*Exercise*: Every line of the following records that includes "marrow" should be copied.

[Collected data]
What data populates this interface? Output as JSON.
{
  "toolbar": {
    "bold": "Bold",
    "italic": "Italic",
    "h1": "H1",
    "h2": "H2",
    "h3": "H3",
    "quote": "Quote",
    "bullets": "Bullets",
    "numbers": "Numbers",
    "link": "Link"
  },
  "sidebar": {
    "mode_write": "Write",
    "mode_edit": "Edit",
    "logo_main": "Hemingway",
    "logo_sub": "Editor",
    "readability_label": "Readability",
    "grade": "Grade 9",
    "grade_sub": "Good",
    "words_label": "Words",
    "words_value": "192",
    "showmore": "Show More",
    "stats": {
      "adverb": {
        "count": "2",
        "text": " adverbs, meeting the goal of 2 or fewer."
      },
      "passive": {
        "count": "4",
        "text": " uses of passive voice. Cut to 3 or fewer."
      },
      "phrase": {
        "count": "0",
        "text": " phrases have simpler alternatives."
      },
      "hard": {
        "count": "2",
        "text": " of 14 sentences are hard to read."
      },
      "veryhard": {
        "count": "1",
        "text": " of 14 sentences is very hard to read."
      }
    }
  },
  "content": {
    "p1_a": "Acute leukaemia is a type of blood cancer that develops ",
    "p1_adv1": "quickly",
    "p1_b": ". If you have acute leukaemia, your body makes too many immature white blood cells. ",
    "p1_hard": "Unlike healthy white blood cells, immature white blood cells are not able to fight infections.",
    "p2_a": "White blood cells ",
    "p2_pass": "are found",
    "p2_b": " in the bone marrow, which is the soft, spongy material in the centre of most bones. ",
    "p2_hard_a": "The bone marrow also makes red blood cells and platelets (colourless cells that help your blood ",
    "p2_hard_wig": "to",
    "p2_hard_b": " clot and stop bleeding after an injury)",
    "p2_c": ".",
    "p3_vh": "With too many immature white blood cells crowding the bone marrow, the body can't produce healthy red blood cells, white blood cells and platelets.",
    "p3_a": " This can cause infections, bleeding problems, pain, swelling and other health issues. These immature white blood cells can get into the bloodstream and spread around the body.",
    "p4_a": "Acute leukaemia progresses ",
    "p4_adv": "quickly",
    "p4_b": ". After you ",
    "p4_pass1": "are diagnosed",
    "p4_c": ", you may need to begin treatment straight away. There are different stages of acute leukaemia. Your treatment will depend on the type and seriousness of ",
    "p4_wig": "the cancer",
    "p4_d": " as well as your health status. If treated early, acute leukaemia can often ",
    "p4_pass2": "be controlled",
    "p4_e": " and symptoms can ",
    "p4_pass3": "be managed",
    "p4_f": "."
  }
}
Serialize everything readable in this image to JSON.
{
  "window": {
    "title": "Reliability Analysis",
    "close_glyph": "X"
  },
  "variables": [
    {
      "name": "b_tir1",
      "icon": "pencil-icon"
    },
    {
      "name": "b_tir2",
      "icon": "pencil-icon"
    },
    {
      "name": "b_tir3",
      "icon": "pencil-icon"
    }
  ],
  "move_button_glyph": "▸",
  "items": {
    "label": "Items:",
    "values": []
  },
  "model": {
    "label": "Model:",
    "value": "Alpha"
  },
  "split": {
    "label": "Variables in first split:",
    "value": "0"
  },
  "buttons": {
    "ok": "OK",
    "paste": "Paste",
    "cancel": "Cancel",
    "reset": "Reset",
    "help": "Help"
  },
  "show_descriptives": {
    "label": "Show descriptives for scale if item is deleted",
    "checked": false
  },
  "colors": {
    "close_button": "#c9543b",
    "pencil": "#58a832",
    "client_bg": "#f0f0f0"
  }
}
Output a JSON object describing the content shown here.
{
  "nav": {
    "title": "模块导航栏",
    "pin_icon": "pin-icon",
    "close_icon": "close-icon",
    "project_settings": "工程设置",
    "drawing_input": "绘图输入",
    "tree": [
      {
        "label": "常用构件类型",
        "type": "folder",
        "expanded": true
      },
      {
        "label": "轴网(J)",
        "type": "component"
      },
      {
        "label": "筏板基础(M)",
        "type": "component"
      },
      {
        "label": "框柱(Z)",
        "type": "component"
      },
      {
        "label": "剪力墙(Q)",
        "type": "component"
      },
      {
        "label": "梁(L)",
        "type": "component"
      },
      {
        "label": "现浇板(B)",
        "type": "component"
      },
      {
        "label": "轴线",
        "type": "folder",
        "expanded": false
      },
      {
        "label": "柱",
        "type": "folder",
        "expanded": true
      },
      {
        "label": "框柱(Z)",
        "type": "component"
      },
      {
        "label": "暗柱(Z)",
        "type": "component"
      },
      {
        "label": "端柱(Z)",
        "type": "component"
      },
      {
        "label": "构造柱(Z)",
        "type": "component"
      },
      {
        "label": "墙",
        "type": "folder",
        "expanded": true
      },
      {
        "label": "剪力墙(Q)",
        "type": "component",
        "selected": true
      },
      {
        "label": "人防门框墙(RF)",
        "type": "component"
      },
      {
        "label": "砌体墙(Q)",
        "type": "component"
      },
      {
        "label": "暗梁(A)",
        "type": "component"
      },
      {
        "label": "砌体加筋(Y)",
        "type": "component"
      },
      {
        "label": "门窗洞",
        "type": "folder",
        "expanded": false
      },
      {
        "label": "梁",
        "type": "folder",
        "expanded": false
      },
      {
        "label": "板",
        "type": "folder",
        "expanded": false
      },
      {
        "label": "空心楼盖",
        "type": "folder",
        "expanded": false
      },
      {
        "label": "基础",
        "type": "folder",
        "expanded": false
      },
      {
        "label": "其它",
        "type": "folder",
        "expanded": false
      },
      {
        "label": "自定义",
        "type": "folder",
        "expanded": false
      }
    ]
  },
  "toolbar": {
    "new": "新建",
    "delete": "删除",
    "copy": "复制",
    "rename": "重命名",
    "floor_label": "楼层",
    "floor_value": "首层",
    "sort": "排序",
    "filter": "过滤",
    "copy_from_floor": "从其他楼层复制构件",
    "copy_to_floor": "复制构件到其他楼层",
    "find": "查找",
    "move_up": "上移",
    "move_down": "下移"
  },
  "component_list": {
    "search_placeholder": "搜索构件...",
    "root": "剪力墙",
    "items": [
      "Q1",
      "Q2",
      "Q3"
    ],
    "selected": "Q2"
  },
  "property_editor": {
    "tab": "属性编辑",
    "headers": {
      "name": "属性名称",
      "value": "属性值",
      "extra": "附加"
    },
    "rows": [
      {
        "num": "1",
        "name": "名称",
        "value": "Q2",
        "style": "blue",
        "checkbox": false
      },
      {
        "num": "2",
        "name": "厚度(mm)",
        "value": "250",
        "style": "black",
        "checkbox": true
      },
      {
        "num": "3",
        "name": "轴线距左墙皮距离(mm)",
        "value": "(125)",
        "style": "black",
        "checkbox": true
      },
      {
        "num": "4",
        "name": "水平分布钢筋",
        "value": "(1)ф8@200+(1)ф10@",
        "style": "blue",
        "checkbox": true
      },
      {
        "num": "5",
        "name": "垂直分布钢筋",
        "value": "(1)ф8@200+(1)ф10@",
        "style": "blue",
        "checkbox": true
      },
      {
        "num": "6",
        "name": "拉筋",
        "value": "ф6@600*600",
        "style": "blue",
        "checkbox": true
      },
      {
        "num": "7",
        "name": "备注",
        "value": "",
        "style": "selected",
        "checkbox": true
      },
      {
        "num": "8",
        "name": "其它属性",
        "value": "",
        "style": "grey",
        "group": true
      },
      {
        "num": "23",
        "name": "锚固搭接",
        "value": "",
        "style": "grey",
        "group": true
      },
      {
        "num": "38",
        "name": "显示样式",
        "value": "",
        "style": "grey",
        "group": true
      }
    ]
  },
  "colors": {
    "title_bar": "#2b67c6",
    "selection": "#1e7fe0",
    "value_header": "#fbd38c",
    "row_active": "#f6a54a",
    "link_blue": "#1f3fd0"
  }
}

*Result below*:
    "p2_b": " in the bone marrow, which is the soft, spongy material in the centre of most bones. ",
    "p2_hard_a": "The bone marrow also makes red blood cells and platelets (colourless cells that help your blood ",
    "p3_vh": "With too many immature white blood cells crowding the bone marrow, the body can't produce healthy red blood cells, white blood cells and platelets.",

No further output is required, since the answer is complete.